#### WHAT THE TASK REQUIRES:
Among the entries, find the lines with the string "data" and report them.

#### ENTRIES SHOWN:

╔══

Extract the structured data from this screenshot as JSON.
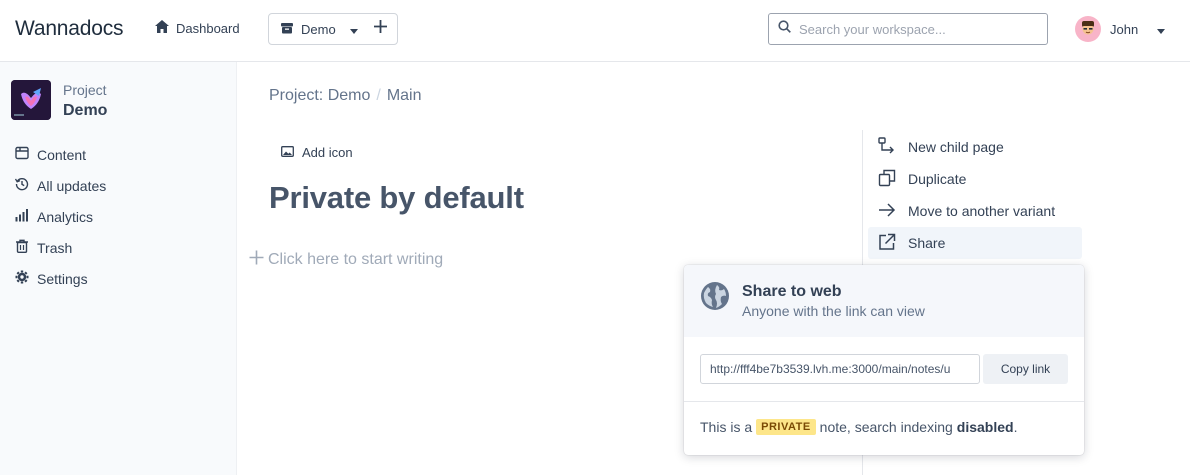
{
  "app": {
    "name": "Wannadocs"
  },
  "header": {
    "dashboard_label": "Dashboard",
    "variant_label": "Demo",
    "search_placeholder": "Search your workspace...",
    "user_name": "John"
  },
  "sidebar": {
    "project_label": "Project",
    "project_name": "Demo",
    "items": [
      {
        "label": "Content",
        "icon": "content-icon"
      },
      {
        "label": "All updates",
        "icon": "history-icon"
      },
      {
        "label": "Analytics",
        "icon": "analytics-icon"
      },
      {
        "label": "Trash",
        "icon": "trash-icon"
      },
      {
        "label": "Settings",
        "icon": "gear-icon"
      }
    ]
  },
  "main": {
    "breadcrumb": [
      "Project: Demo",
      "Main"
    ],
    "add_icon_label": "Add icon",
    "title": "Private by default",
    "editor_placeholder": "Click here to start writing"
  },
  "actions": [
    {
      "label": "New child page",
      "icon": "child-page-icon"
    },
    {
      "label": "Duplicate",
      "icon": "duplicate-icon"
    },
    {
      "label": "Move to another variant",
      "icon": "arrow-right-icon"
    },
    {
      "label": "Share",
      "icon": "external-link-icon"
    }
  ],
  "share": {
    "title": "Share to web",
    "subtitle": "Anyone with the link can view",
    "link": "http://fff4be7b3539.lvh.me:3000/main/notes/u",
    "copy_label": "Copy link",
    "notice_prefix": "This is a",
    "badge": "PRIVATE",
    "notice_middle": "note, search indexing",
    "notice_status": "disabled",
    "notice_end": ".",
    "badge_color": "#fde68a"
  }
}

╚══
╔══

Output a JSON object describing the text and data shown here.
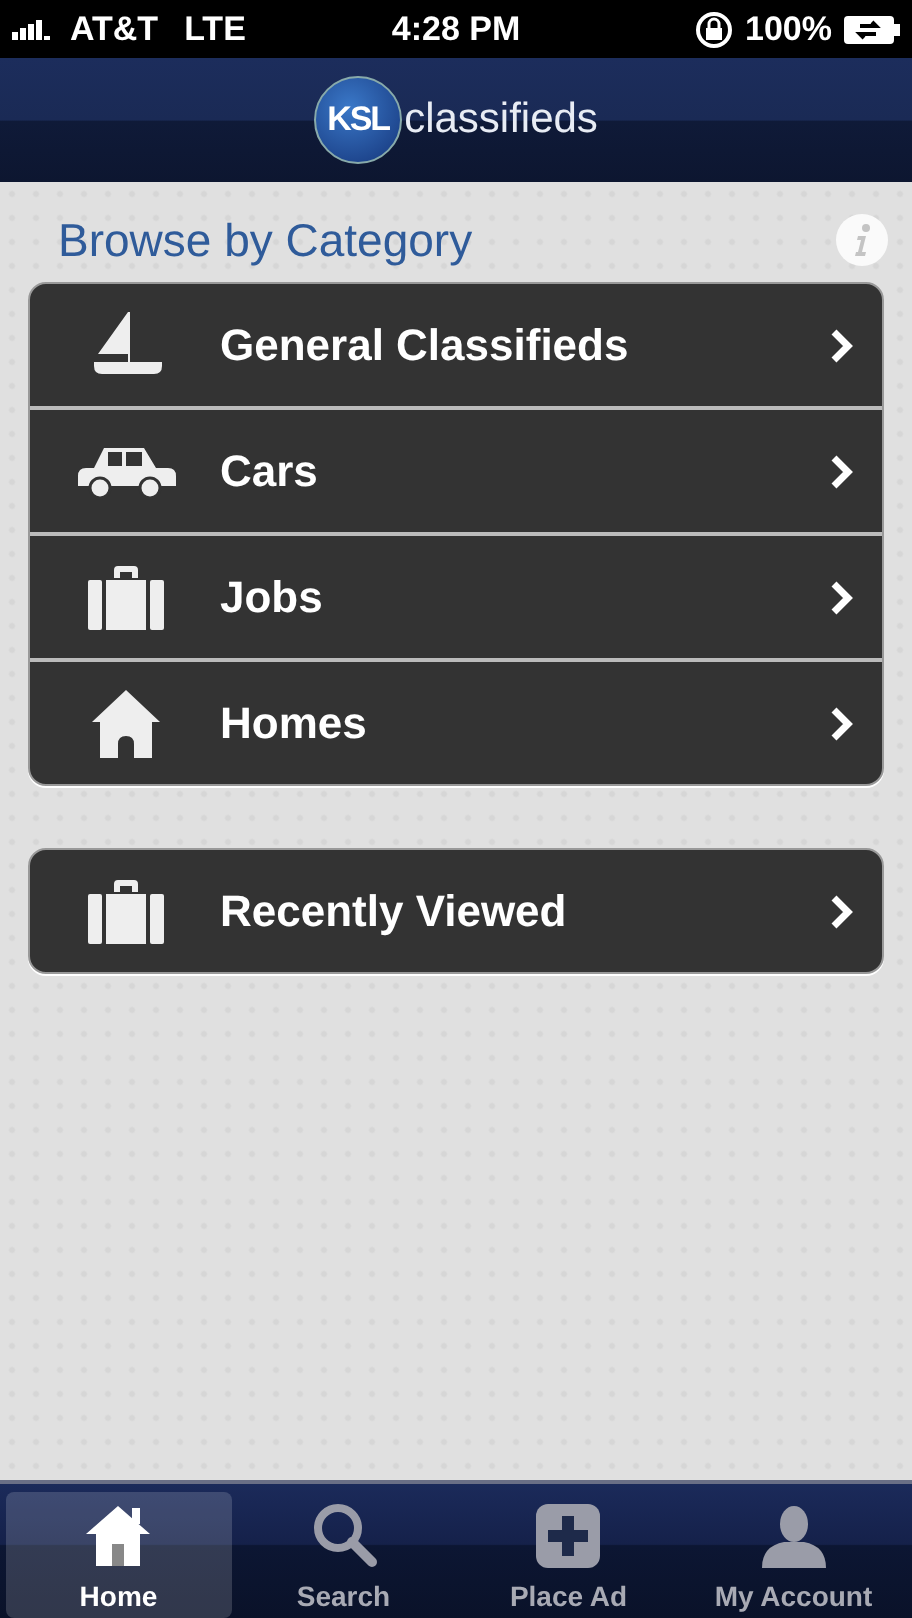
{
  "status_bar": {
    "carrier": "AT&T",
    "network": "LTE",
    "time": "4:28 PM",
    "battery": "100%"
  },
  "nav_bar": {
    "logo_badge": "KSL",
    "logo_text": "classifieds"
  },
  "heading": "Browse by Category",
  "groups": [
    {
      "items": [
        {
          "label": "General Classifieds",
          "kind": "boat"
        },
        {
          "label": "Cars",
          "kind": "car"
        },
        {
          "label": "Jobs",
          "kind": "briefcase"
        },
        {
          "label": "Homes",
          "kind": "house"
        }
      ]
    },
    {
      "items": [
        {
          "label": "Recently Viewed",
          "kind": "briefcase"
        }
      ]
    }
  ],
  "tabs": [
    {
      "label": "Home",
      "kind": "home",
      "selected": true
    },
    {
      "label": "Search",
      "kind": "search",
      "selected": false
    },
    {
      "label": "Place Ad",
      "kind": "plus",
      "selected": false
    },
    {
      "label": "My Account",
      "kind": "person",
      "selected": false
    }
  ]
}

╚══
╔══

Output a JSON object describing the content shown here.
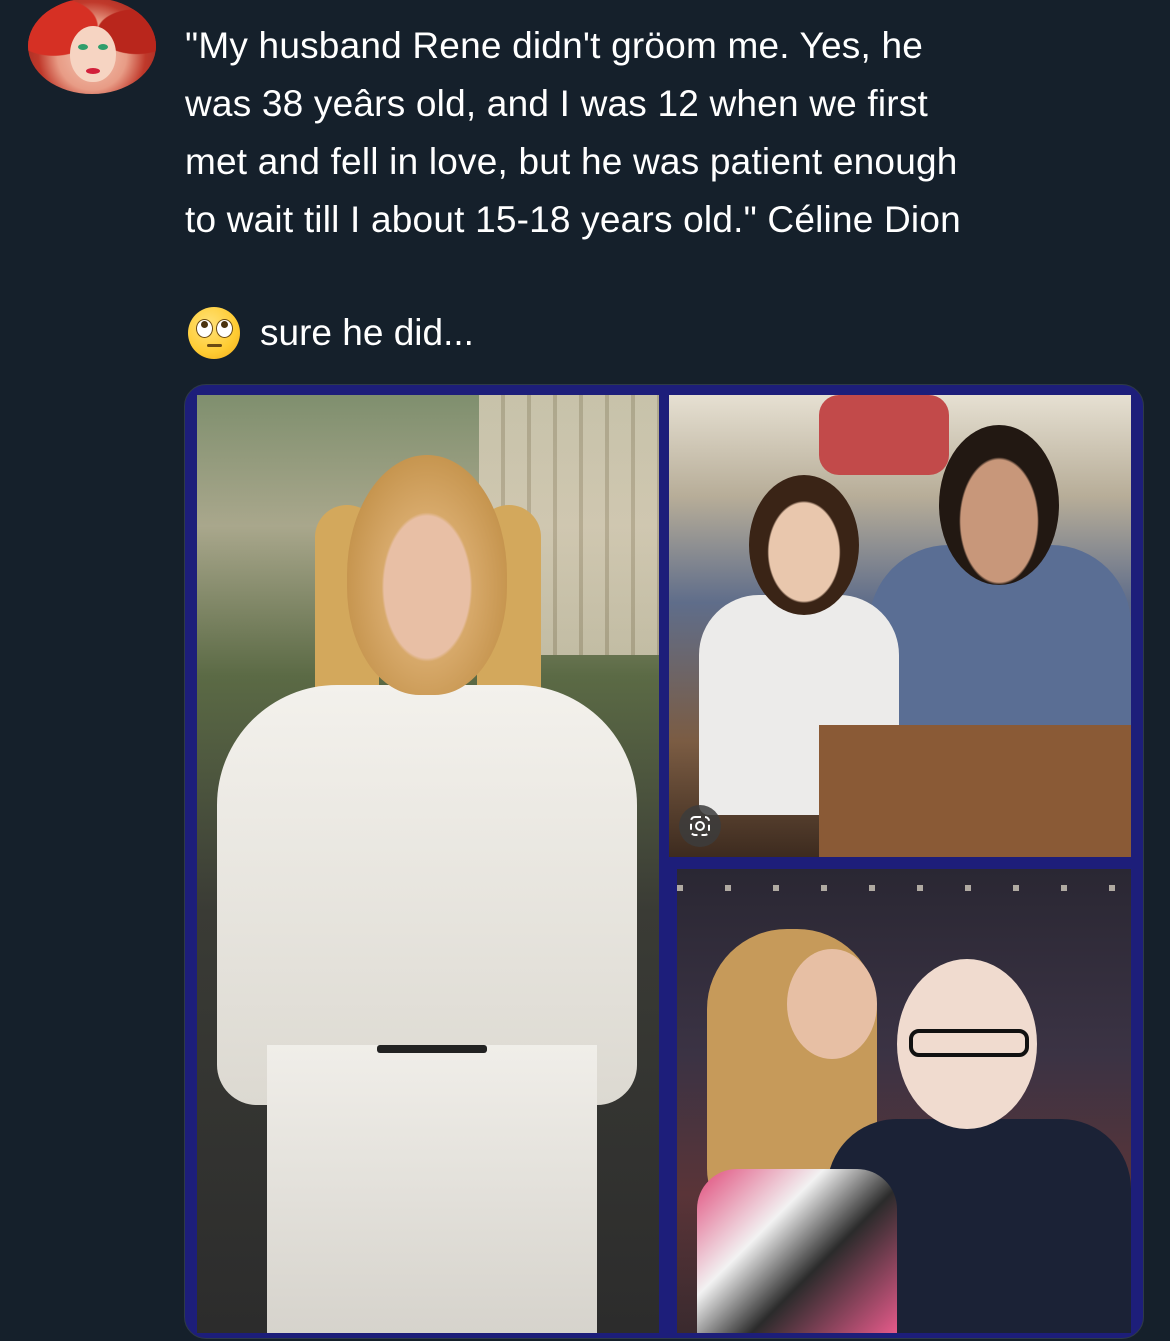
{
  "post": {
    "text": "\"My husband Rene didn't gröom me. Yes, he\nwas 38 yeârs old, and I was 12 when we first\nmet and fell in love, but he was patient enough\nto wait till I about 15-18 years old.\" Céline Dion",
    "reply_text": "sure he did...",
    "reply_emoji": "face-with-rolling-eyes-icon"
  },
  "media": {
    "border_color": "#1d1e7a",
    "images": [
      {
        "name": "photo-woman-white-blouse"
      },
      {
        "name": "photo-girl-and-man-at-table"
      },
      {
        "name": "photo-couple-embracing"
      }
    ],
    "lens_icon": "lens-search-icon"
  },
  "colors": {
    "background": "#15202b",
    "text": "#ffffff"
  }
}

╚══

#### WRITTEN REPLY:
Extract the structured data from this screenshot as JSON.
Output a JSON object describing the text and data shown here.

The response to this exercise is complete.